Holding the scrap of rope in my left hand I prepared to give Pico the kick in the ribs that would send him off at an exhilarating walk. Before I was able to signal Pico and begin our walk Pico took off at a trot. I knew something was different. Pico never trotted without coaching. And then, before I could get seated properly, Pico moved into a gallop – I had never seen Pico gallop. Pico preceded to a dead run, front feet together rear feet together; we were flying through the still morning air. There was no up and down motion, no side to side motion it was just as if Pico had wings and could glide like Pegasus coming in for a landing. But we didn’t land; we went faster. And then I saw the fence. A narrow irrigation ditch ran along side a five-foot barbedwire fence sixty feet ahead. I thought, “Pico is a jumper.” My second thought was, “I don’t want to jump.” I pulled on the soft half-inch cotton rope running through Pico’s mouth. Pico paid me no notice; he had his focus on the fence remembering his glory days of competing for the blue ribbon. I thought if I couldn’t stop him maybe I could turn him and bracing my knees against his upper legs I pulled to the right with everything I had, trusting the rope with my future. Six feet from the fence Pico turned and headed for the untrimmed dead wood filled trees of the apricot orchard. I leaned back and pulled. Dry apricot limbs scraped my arms and slapped my face. Sitting almost on Pico’s neck now I could feel our speed reduce as he changed gears and at last he achieved his familiar trot and then breathing heavy he walked.
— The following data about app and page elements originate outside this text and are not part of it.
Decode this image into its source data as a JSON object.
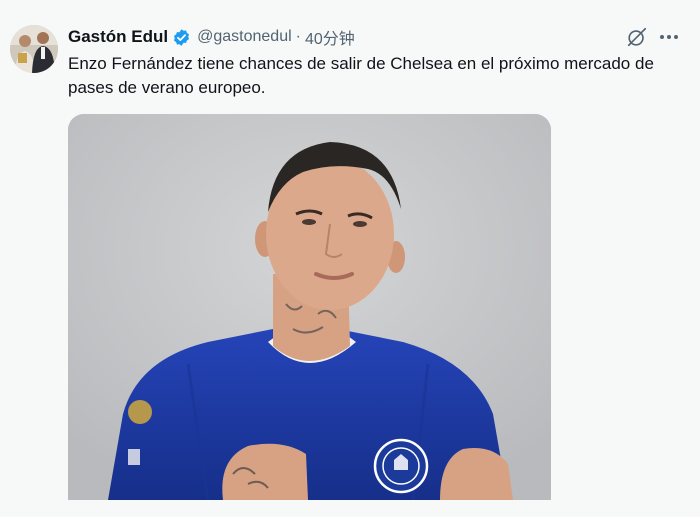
{
  "tweet": {
    "author_name": "Gastón Edul",
    "handle": "@gastonedul",
    "separator": "·",
    "time": "40分钟",
    "text": "Enzo Fernández tiene chances de salir de Chelsea en el próximo mercado de pases de verano europeo.",
    "verified": true
  },
  "icons": {
    "verified": "verified-badge-icon",
    "grok": "grok-icon",
    "more": "more-options-icon"
  },
  "colors": {
    "background": "#f7f9f9",
    "text_primary": "#0f1419",
    "text_secondary": "#536471",
    "verified_blue": "#1d9bf0",
    "jersey_blue": "#1f3fa8"
  }
}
Pico walked slowly as the cotton rope in my hands guided him back to where Ann stood. Ann was amazed at Pico; she had never seen him run. I slid off his brown back and handed her the two ends of cotton rope. Ann was asking questions but I couldn’t understand. I walked across the field and headed for home.
Later that day I went shopping at our local tack shop. I wanted to know what a hackamore is and if it would be more effective when compared to a four-foot length of half-inch cotton rope.
Susie’s shift was about to end and she needed to get paid so she came and stood at the end of my table until I piled money onto the indecipherable check laying on the edge of the table.
“Keep the change?” I ask, I’ve never been good at tipping it offers too much control. I would prefer people be paid a proper, living wage and that price be included but that’s not the system we have.
“Thanks, Todd, you have a good afternoon,” and she disappeared into the back, behind the counter.
The coffee shop is empty of customers, only I remained and I no longer have proof of my contributions. I want to be one of those people who can sit on a bench and watch the tide come in but I have no patience and the tide is a hundred forty miles away. I missed the comfort of my booth before the glass door completely closed behind me but I can’t shake the nagging feeling that there is something I should be doing.